Property Knowledge is not a good book for a professor who:
- Heavily emphasizes narrow real estate law aspects, treating them in isolation without considering their connection to larger real estate activities.
- Is concerned predominantly with single-family housing and does not wish to consider other property types.
- Is interested only in the local market perspectives and does not wish to be bothered with how larger forces of national politics, economic policy, technology innovation, globalization and the like may influence property decisions.
- Is committed primarily to conventional real estate thinking, so is disinterested in how technology advances, social networks, globalization, migration, outsourcing, government spending priorities and deficits, pension funding and investing policies and other related issues may influence the property markets.
- Perceives that the dominant discipline in real estate is residential brokerage, so does not want to spend much class time concerning financing and investing, corporate real estate, development strategies, deal making, place and property management.
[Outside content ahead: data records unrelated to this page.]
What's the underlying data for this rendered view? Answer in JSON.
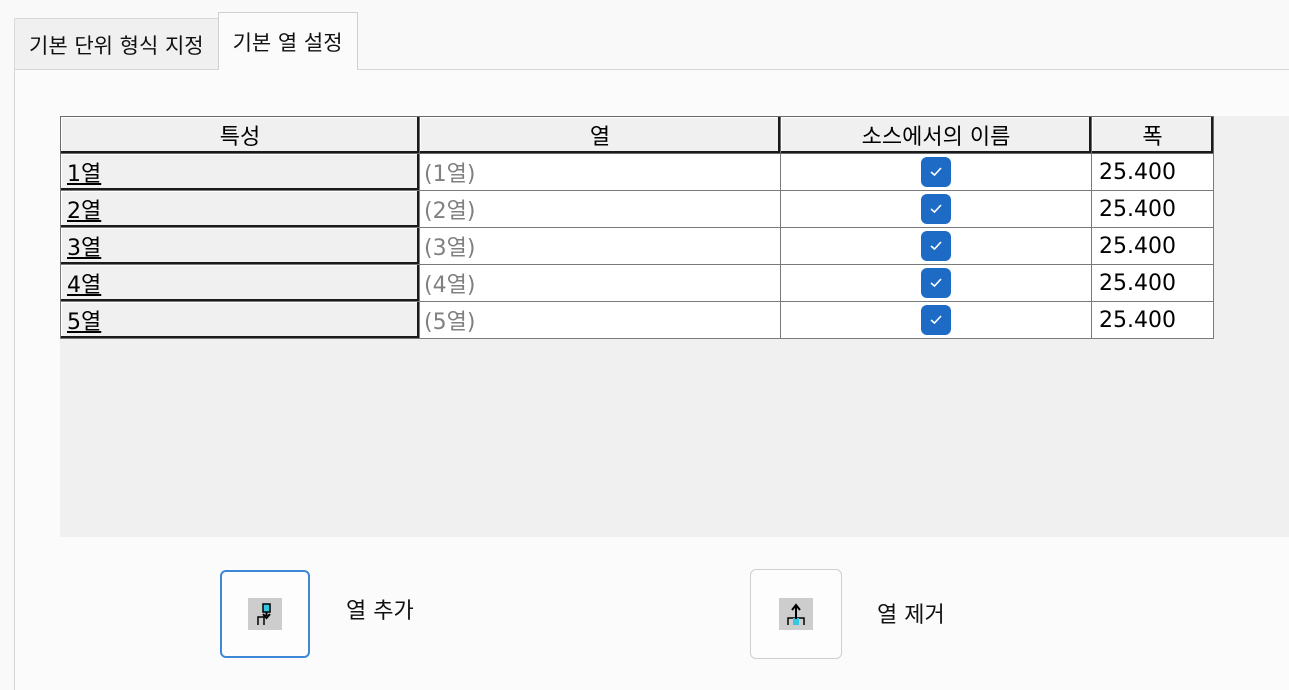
{
  "tabs": [
    {
      "label": "기본 단위 형식 지정",
      "active": false
    },
    {
      "label": "기본 열 설정",
      "active": true
    }
  ],
  "grid": {
    "headers": [
      "특성",
      "열",
      "소스에서의 이름",
      "폭"
    ],
    "rows": [
      {
        "property": "1열",
        "column": "(1열)",
        "source_name_checked": true,
        "width": "25.400"
      },
      {
        "property": "2열",
        "column": "(2열)",
        "source_name_checked": true,
        "width": "25.400"
      },
      {
        "property": "3열",
        "column": "(3열)",
        "source_name_checked": true,
        "width": "25.400"
      },
      {
        "property": "4열",
        "column": "(4열)",
        "source_name_checked": true,
        "width": "25.400"
      },
      {
        "property": "5열",
        "column": "(5열)",
        "source_name_checked": true,
        "width": "25.400"
      }
    ]
  },
  "buttons": {
    "add_column_label": "열 추가",
    "remove_column_label": "열 제거",
    "add_icon": "insert-column-icon",
    "remove_icon": "remove-column-icon"
  },
  "colors": {
    "checkbox_fill": "#1d6bc4",
    "focused_button_border": "#3e88d6"
  }
}
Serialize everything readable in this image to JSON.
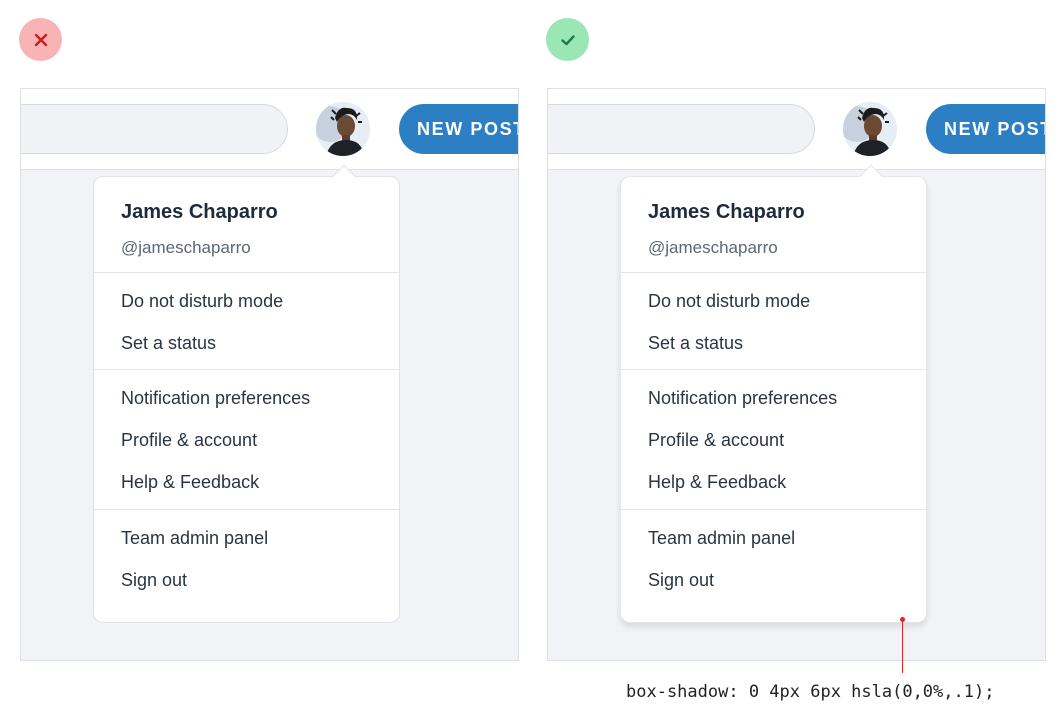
{
  "examples": [
    {
      "variant": "bad",
      "badge_icon": "close-icon",
      "badge_color": "#f8b4b4",
      "new_post_label": "NEW POST",
      "user": {
        "name": "James Chaparro",
        "handle": "@jameschaparro"
      },
      "sections": [
        [
          "Do not disturb mode",
          "Set a status"
        ],
        [
          "Notification preferences",
          "Profile & account",
          "Help & Feedback"
        ],
        [
          "Team admin panel",
          "Sign out"
        ]
      ]
    },
    {
      "variant": "good",
      "badge_icon": "check-icon",
      "badge_color": "#9ae6b4",
      "new_post_label": "NEW POST",
      "user": {
        "name": "James Chaparro",
        "handle": "@jameschaparro"
      },
      "sections": [
        [
          "Do not disturb mode",
          "Set a status"
        ],
        [
          "Notification preferences",
          "Profile & account",
          "Help & Feedback"
        ],
        [
          "Team admin panel",
          "Sign out"
        ]
      ]
    }
  ],
  "annotation": {
    "text": "box-shadow: 0 4px 6px hsla(0,0%,.1);",
    "accent": "#e02424"
  },
  "colors": {
    "brand": "#2b7fc2",
    "text": "#2b3443"
  }
}
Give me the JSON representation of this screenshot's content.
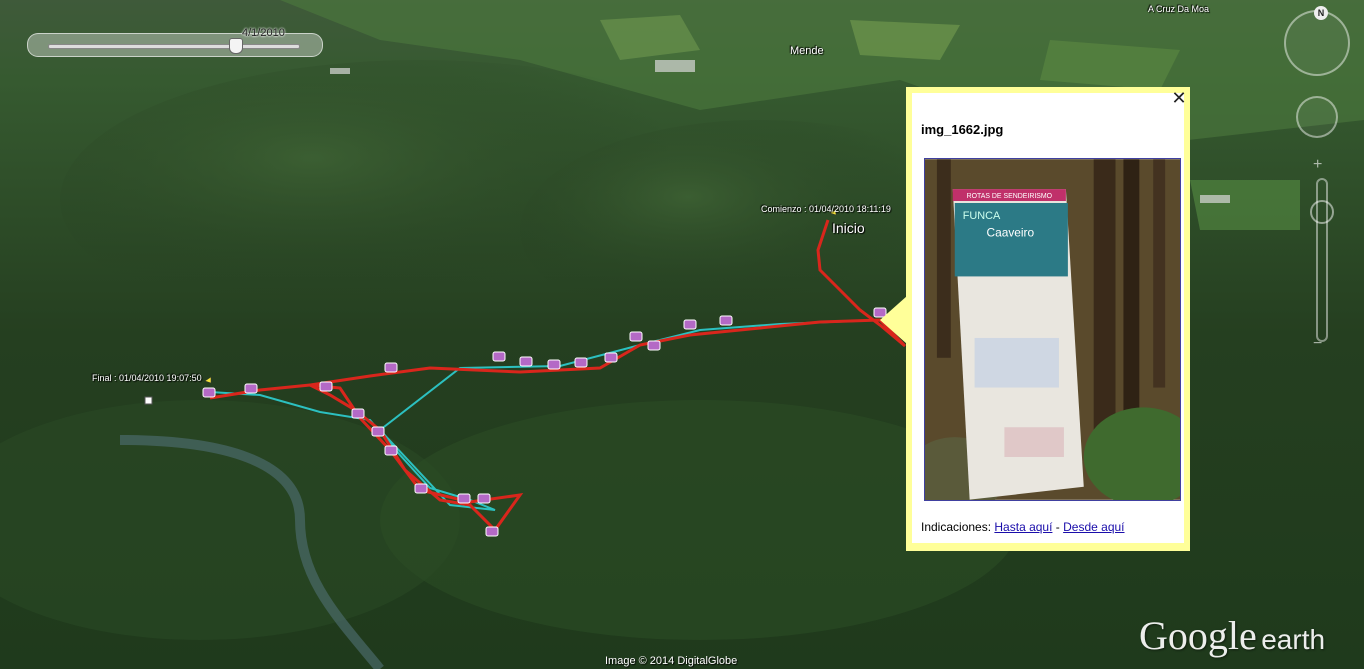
{
  "time_slider": {
    "date": "4/1/2010"
  },
  "places": {
    "mende": "Mende",
    "cruz": "A Cruz Da Moa"
  },
  "track": {
    "start_label": "Comienzo : 01/04/2010 18:11:19",
    "start_name": "Inicio",
    "end_label": "Final : 01/04/2010 19:07:50"
  },
  "nav": {
    "north": "N"
  },
  "popup": {
    "title": "img_1662.jpg",
    "close": "✕",
    "directions_label": "Indicaciones:",
    "link_to": "Hasta aquí",
    "separator": "-",
    "link_from": "Desde aquí",
    "sign": {
      "header": "ROTAS DE SENDEIRISMO",
      "line1": "FUNCA",
      "place": "Caaveiro"
    }
  },
  "credit": "Image © 2014 DigitalGlobe",
  "logo": {
    "google": "Google",
    "earth": "earth"
  },
  "colors": {
    "track_red": "#d9261c",
    "track_cyan": "#2cc0c0",
    "popup_border": "#ffff99",
    "link": "#1a0dab"
  }
}
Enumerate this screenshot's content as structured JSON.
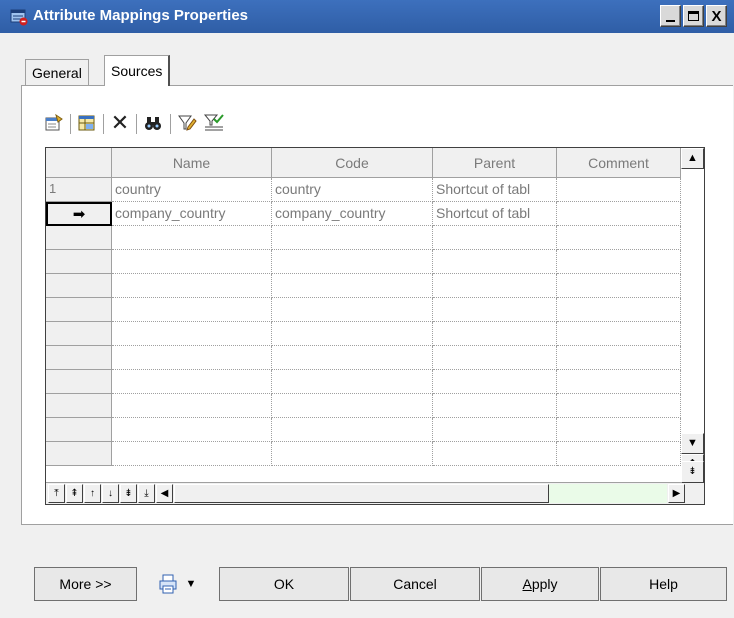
{
  "window": {
    "title": "Attribute Mappings Properties",
    "controls": {
      "minimize": "_",
      "maximize": "□",
      "close": "X"
    }
  },
  "tabs": [
    {
      "label": "General",
      "selected": false
    },
    {
      "label": "Sources",
      "selected": true
    }
  ],
  "toolbar": {
    "icons": [
      "properties-icon",
      "add-objects-icon",
      "delete-icon",
      "find-icon",
      "filter-icon",
      "customize-columns-icon"
    ],
    "delete_glyph": "✕",
    "find_glyph": "👁"
  },
  "grid": {
    "columns": [
      "Name",
      "Code",
      "Parent",
      "Comment"
    ],
    "rows": [
      {
        "row_header": "1",
        "name": "country",
        "code": "country",
        "parent": "Shortcut of tabl",
        "comment": ""
      },
      {
        "row_header": "➡",
        "name": "company_country",
        "code": "company_country",
        "parent": "Shortcut of tabl",
        "comment": ""
      }
    ],
    "empty_rows": 12
  },
  "navigation": {
    "buttons": [
      "⤒",
      "⇞",
      "↑",
      "↓",
      "⇟",
      "⤓",
      "◀"
    ],
    "scroll_right": "▶"
  },
  "scrollbar": {
    "up": "▲",
    "down": "▼",
    "page_up": "⇞",
    "page_down": "⇟"
  },
  "footer": {
    "more": "More >>",
    "print_arrow": "▼",
    "ok": "OK",
    "cancel": "Cancel",
    "apply_underlined": "A",
    "apply_rest": "pply",
    "help": "Help"
  }
}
- Teaches the introductory real estate course primarily to prepare for a real estate broker’s license examination.
- Prefers to treats real estate topics as separate and independent, rather than integrated and interdependent.
Is essentially interested in the sell side of real estate, concerning those who provide services and sell properties, rather than the supply side, involving consumers of and decision makers concerning property goods and services.